Exercise requirements —
Omit every picture, then return the listing verbatim.

Material provided —
▽
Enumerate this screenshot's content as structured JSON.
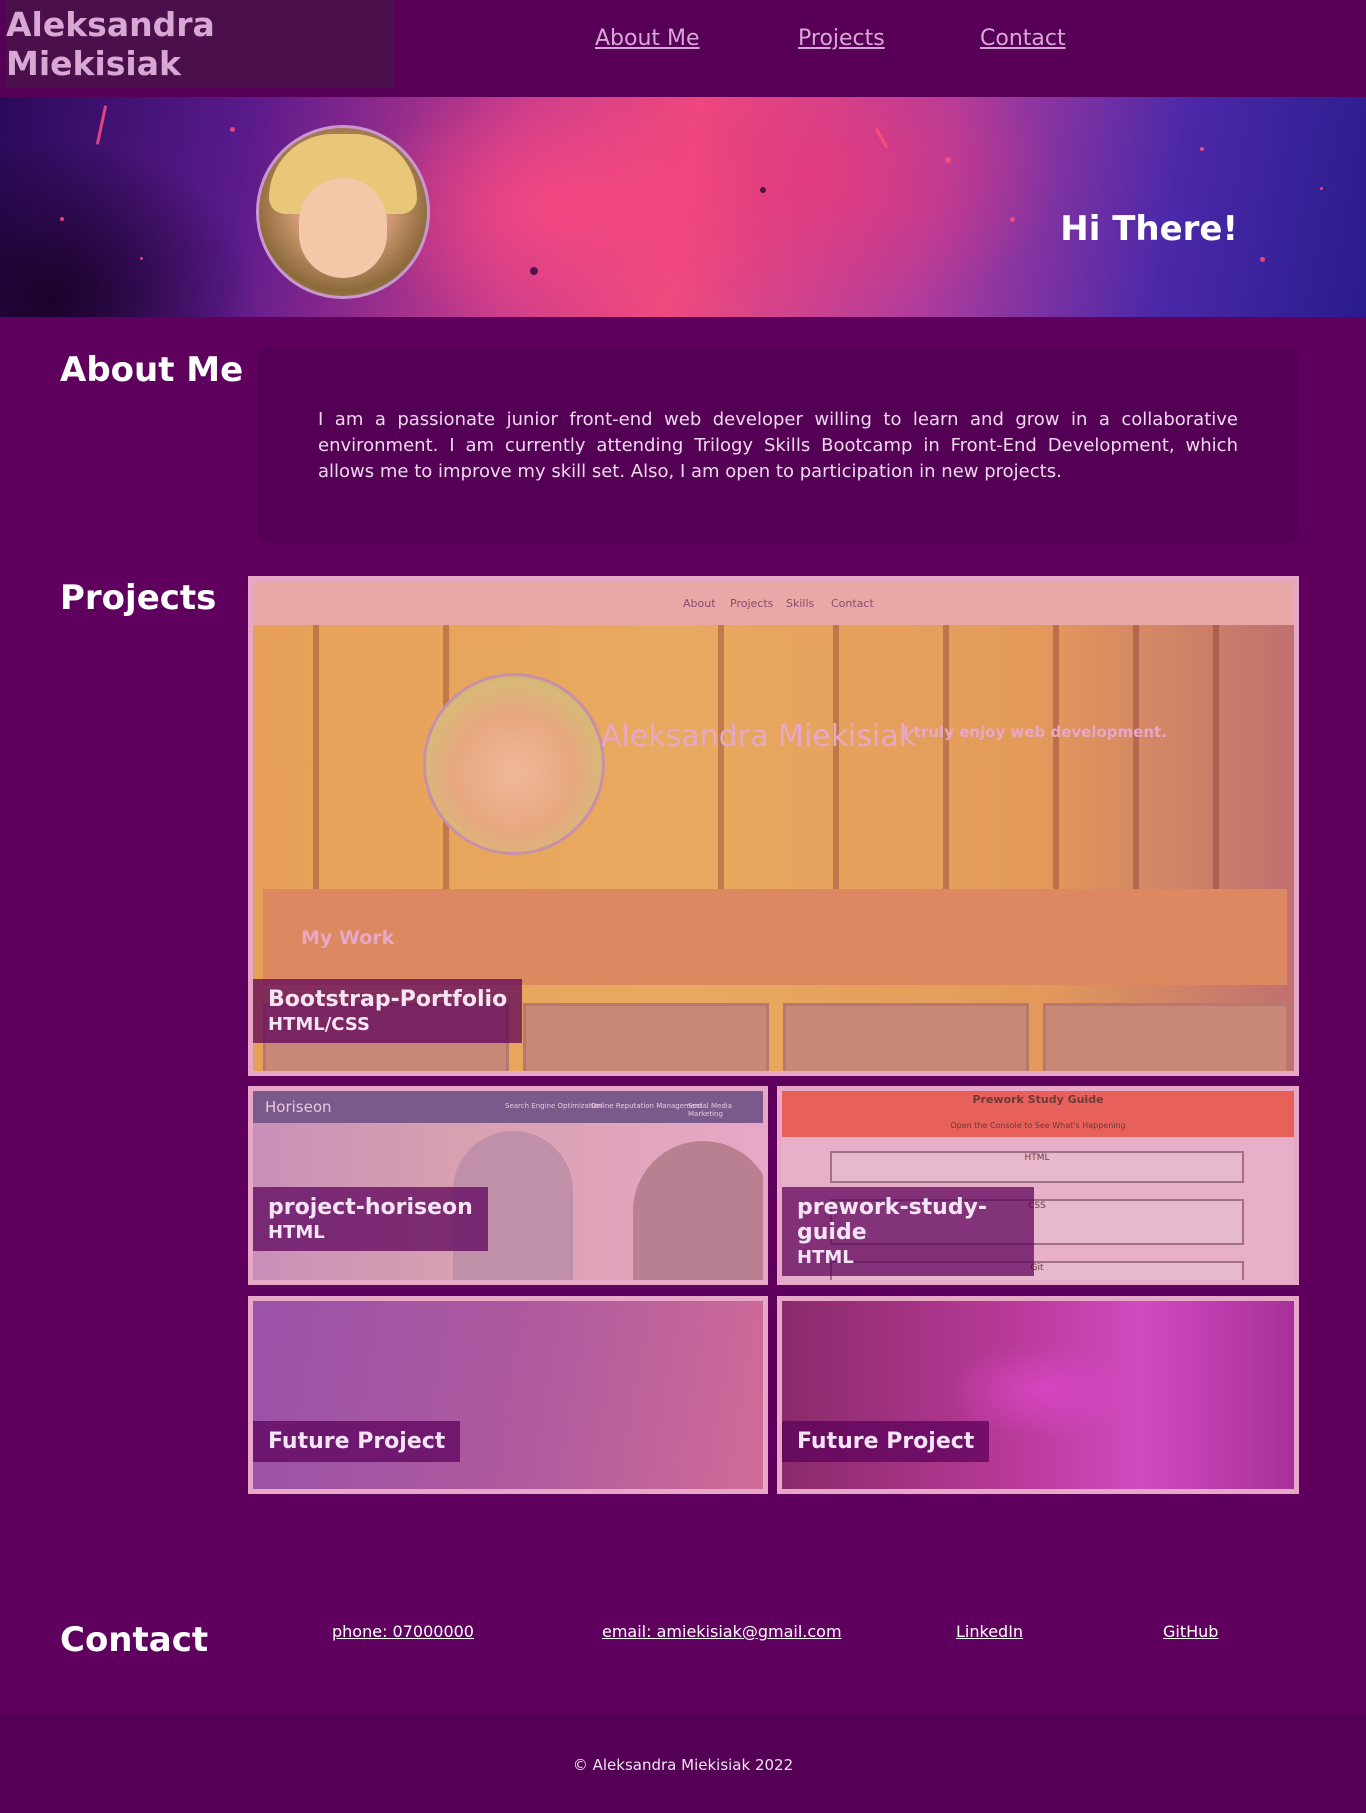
{
  "header": {
    "brand": "Aleksandra Miekisiak",
    "nav": [
      "About Me",
      "Projects",
      "Contact"
    ]
  },
  "hero": {
    "greeting": "Hi There!"
  },
  "about": {
    "title": "About Me",
    "text": "I am a passionate junior front-end web developer willing to learn and grow in a collaborative environment. I am currently attending Trilogy Skills Bootcamp in Front-End Development, which allows me to improve my skill set. Also, I am open to participation in new projects."
  },
  "projects": {
    "title": "Projects",
    "items": [
      {
        "name": "Bootstrap-Portfolio",
        "tech": "HTML/CSS",
        "thumb": {
          "nav": [
            "About",
            "Projects",
            "Skills",
            "Contact"
          ],
          "name": "Aleksandra Miekisiak",
          "tagline": "I truly enjoy web development.",
          "section": "My Work"
        }
      },
      {
        "name": "project-horiseon",
        "tech": "HTML",
        "thumb": {
          "brand": "Horiseon",
          "nav": [
            "Search Engine Optimization",
            "Online Reputation Management",
            "Social Media Marketing"
          ]
        }
      },
      {
        "name": "prework-study-guide",
        "tech": "HTML",
        "thumb": {
          "title": "Prework Study Guide",
          "subtitle": "Open the Console to See What's Happening",
          "sections": [
            "HTML",
            "CSS",
            "Git"
          ]
        }
      },
      {
        "name": "Future Project"
      },
      {
        "name": "Future Project"
      }
    ]
  },
  "contact": {
    "title": "Contact",
    "links": [
      "phone: 07000000",
      "email: amiekisiak@gmail.com",
      "LinkedIn",
      "GitHub"
    ]
  },
  "footer": {
    "text": "© Aleksandra Miekisiak 2022"
  },
  "colors": {
    "background": "#5f005f",
    "header": "#580058",
    "card_border": "#e6a8c6",
    "brand_text": "#d8a8d4"
  }
}
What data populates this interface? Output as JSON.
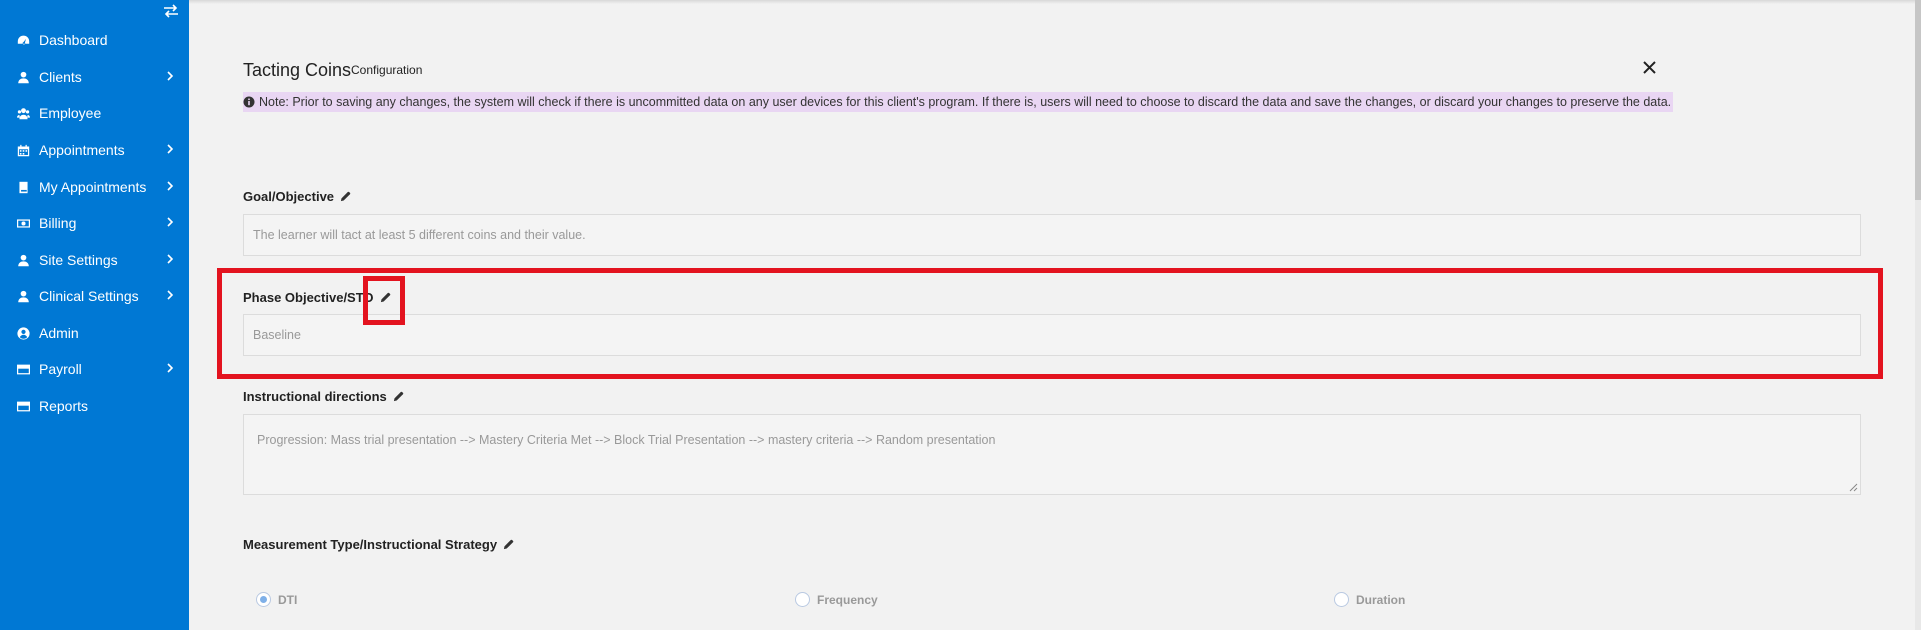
{
  "sidebar": {
    "items": [
      {
        "label": "Dashboard",
        "icon": "dashboard-icon",
        "chevron": false
      },
      {
        "label": "Clients",
        "icon": "user-icon",
        "chevron": true
      },
      {
        "label": "Employee",
        "icon": "users-icon",
        "chevron": false
      },
      {
        "label": "Appointments",
        "icon": "calendar-icon",
        "chevron": true
      },
      {
        "label": "My Appointments",
        "icon": "book-icon",
        "chevron": true
      },
      {
        "label": "Billing",
        "icon": "money-icon",
        "chevron": true
      },
      {
        "label": "Site Settings",
        "icon": "user-icon",
        "chevron": true
      },
      {
        "label": "Clinical Settings",
        "icon": "user-icon",
        "chevron": true
      },
      {
        "label": "Admin",
        "icon": "user-circle-icon",
        "chevron": false
      },
      {
        "label": "Payroll",
        "icon": "credit-card-icon",
        "chevron": true
      },
      {
        "label": "Reports",
        "icon": "credit-card-icon",
        "chevron": false
      }
    ]
  },
  "header": {
    "title": "Tacting Coins",
    "subtitle": "Configuration"
  },
  "note": "Note: Prior to saving any changes, the system will check if there is uncommitted data on any user devices for this client's program. If there is, users will need to choose to discard the data and save the changes, or discard your changes to preserve the data.",
  "form": {
    "goal_label": "Goal/Objective",
    "goal_value": "The learner will tact at least 5 different coins and their value.",
    "phase_label": "Phase Objective/STO",
    "phase_value": "Baseline",
    "directions_label": "Instructional directions",
    "directions_value": "Progression: Mass trial presentation --> Mastery Criteria Met --> Block Trial Presentation --> mastery criteria --> Random presentation",
    "measurement_label": "Measurement Type/Instructional Strategy",
    "options": [
      {
        "label": "DTI",
        "selected": true
      },
      {
        "label": "Frequency",
        "selected": false
      },
      {
        "label": "Duration",
        "selected": false
      }
    ]
  },
  "colors": {
    "sidebar_bg": "#0078d4",
    "highlight": "#e3131f",
    "note_bg": "#e9d6f3"
  }
}
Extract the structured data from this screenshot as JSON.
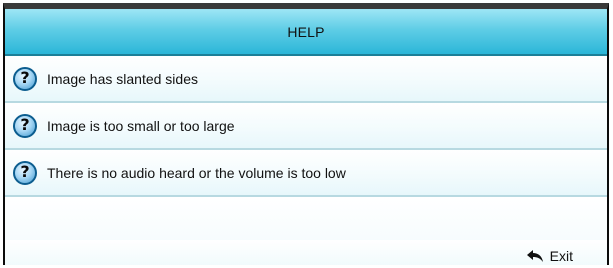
{
  "dialog": {
    "title": "HELP",
    "items": [
      {
        "label": "Image has slanted sides",
        "icon": "question-icon"
      },
      {
        "label": "Image is too small or too large",
        "icon": "question-icon"
      },
      {
        "label": "There is no audio heard or the volume is too low",
        "icon": "question-icon"
      }
    ],
    "footer": {
      "exit_label": "Exit",
      "exit_icon": "return-arrow-icon"
    },
    "colors": {
      "header_gradient_top": "#9ee6f5",
      "header_gradient_bottom": "#2bb6d8",
      "icon_blue": "#3c97cf"
    }
  }
}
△
Result —
Enumerate this screenshot's content as structured JSON.
{
  "header": {
    "brand": "Aleksandra Miekisiak",
    "nav": [
      "About Me",
      "Projects",
      "Contact"
    ]
  },
  "hero": {
    "greeting": "Hi There!"
  },
  "about": {
    "title": "About Me",
    "text": "I am a passionate junior front-end web developer willing to learn and grow in a collaborative environment. I am currently attending Trilogy Skills Bootcamp in Front-End Development, which allows me to improve my skill set. Also, I am open to participation in new projects."
  },
  "projects": {
    "title": "Projects",
    "items": [
      {
        "name": "Bootstrap-Portfolio",
        "tech": "HTML/CSS",
        "thumb": {
          "nav": [
            "About",
            "Projects",
            "Skills",
            "Contact"
          ],
          "name": "Aleksandra Miekisiak",
          "tagline": "I truly enjoy web development.",
          "section": "My Work"
        }
      },
      {
        "name": "project-horiseon",
        "tech": "HTML",
        "thumb": {
          "brand": "Horiseon",
          "nav": [
            "Search Engine Optimization",
            "Online Reputation Management",
            "Social Media Marketing"
          ]
        }
      },
      {
        "name": "prework-study-guide",
        "tech": "HTML",
        "thumb": {
          "title": "Prework Study Guide",
          "subtitle": "Open the Console to See What's Happening",
          "sections": [
            "HTML",
            "CSS",
            "Git"
          ]
        }
      },
      {
        "name": "Future Project"
      },
      {
        "name": "Future Project"
      }
    ]
  },
  "contact": {
    "title": "Contact",
    "links": [
      "phone: 07000000",
      "email: amiekisiak@gmail.com",
      "LinkedIn",
      "GitHub"
    ]
  },
  "footer": {
    "text": "© Aleksandra Miekisiak 2022"
  },
  "colors": {
    "background": "#5f005f",
    "header": "#580058",
    "card_border": "#e6a8c6",
    "brand_text": "#d8a8d4"
  }
}
What data populates this interface? Output as JSON.
{
  "sidebar": {
    "items": [
      {
        "label": "Dashboard",
        "icon": "dashboard-icon",
        "chevron": false
      },
      {
        "label": "Clients",
        "icon": "user-icon",
        "chevron": true
      },
      {
        "label": "Employee",
        "icon": "users-icon",
        "chevron": false
      },
      {
        "label": "Appointments",
        "icon": "calendar-icon",
        "chevron": true
      },
      {
        "label": "My Appointments",
        "icon": "book-icon",
        "chevron": true
      },
      {
        "label": "Billing",
        "icon": "money-icon",
        "chevron": true
      },
      {
        "label": "Site Settings",
        "icon": "user-icon",
        "chevron": true
      },
      {
        "label": "Clinical Settings",
        "icon": "user-icon",
        "chevron": true
      },
      {
        "label": "Admin",
        "icon": "user-circle-icon",
        "chevron": false
      },
      {
        "label": "Payroll",
        "icon": "credit-card-icon",
        "chevron": true
      },
      {
        "label": "Reports",
        "icon": "credit-card-icon",
        "chevron": false
      }
    ]
  },
  "header": {
    "title": "Tacting Coins",
    "subtitle": "Configuration"
  },
  "note": "Note: Prior to saving any changes, the system will check if there is uncommitted data on any user devices for this client's program. If there is, users will need to choose to discard the data and save the changes, or discard your changes to preserve the data.",
  "form": {
    "goal_label": "Goal/Objective",
    "goal_value": "The learner will tact at least 5 different coins and their value.",
    "phase_label": "Phase Objective/STO",
    "phase_value": "Baseline",
    "directions_label": "Instructional directions",
    "directions_value": "Progression: Mass trial presentation --> Mastery Criteria Met --> Block Trial Presentation --> mastery criteria --> Random presentation",
    "measurement_label": "Measurement Type/Instructional Strategy",
    "options": [
      {
        "label": "DTI",
        "selected": true
      },
      {
        "label": "Frequency",
        "selected": false
      },
      {
        "label": "Duration",
        "selected": false
      }
    ]
  },
  "colors": {
    "sidebar_bg": "#0078d4",
    "highlight": "#e3131f",
    "note_bg": "#e9d6f3"
  }
}
Extract the structured data from this screenshot as JSON.
{
  "dialog": {
    "title": "HELP",
    "items": [
      {
        "label": "Image has slanted sides",
        "icon": "question-icon"
      },
      {
        "label": "Image is too small or too large",
        "icon": "question-icon"
      },
      {
        "label": "There is no audio heard or the volume is too low",
        "icon": "question-icon"
      }
    ],
    "footer": {
      "exit_label": "Exit",
      "exit_icon": "return-arrow-icon"
    },
    "colors": {
      "header_gradient_top": "#9ee6f5",
      "header_gradient_bottom": "#2bb6d8",
      "icon_blue": "#3c97cf"
    }
  }
}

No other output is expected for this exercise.